Talking Peer to Peer

If there is one lesson that I have learned well through my association with FE&S over the years, it is the tremendous value of peer recognition. I have listened spellbound as award winners from DSR of the Year to Hall of Famer to Top Achievers to Dealer of the Year have graciously accepted their place among the very best in the industry at the FE&S Dealer of the Year and Industry Awards Gala.

Lessons Learned from the Wounded Warrior Project

A couple of years ago the Wounded Warrior Unit at Walter Reed Army Medical Center made headlines for all of the wrong reasons. The facility was outdated and in poor shape. Simply put, the facility was beneath the level of quality that the U.S. soldiers who had sacrificed so much for our country deserved.

The Drive toward Zero Energy Waste

Zero food waste is the next frontier in going green for foodservice operatiors.

Labor Management Is Not for the Birds — Industrial Engineering Can Help

Trying to manage labor challenges is enough to make most foodservice and retail operators want to stick their heads in the sand. Doing so, however, creates other opportunities for the business to fail. That's where applying activity-based labor management techniques, a core principle of industrial engineering, can help foodservice and retail operators eliminate at least one bull's-eye.

When Innovations Become the Norm

In a world full of me-too competitors, it is sometimes difficult to recognize true innovation. I was struck by this thought as I read this month's facility design project, which profiles Danforth Dining Hall. Much of what this University of Rochester project features will seem somewhat familiar to you: open prep areas, vegetarian and vegan options, Mongolian grill, and air conditioning. (It's OK to smile if you hadn't realized that there were still places in the continental United States that, up to this point, thought they could get by without air conditioning.)

Keep the Discussion Going

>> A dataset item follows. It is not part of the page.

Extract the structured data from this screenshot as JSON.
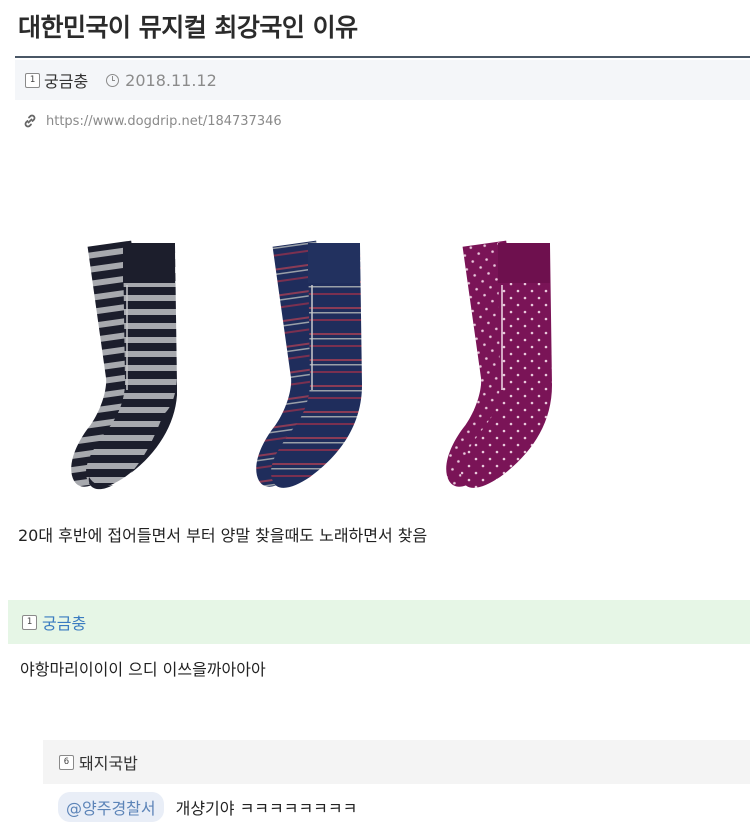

Last year I got up on my soap box and wrote an article entitled "A Climate of Denial." The article discussed how the foodservice equipment industry's business model changed to one where everyone buys direct thus destroying or eliminating entire channels of distribution. For years I have written articles for publications and never received a response like this: 254 emails or phone calls. And these calls and letters weren't to touch base but to share opinions.

The Art of Collaboration: MAS and Design Consultants Working Together

The expectations for today's foodservice operations continue to mount. The net result is that the process to design and build a new foodservice operation or remodel an existing one has never been more complex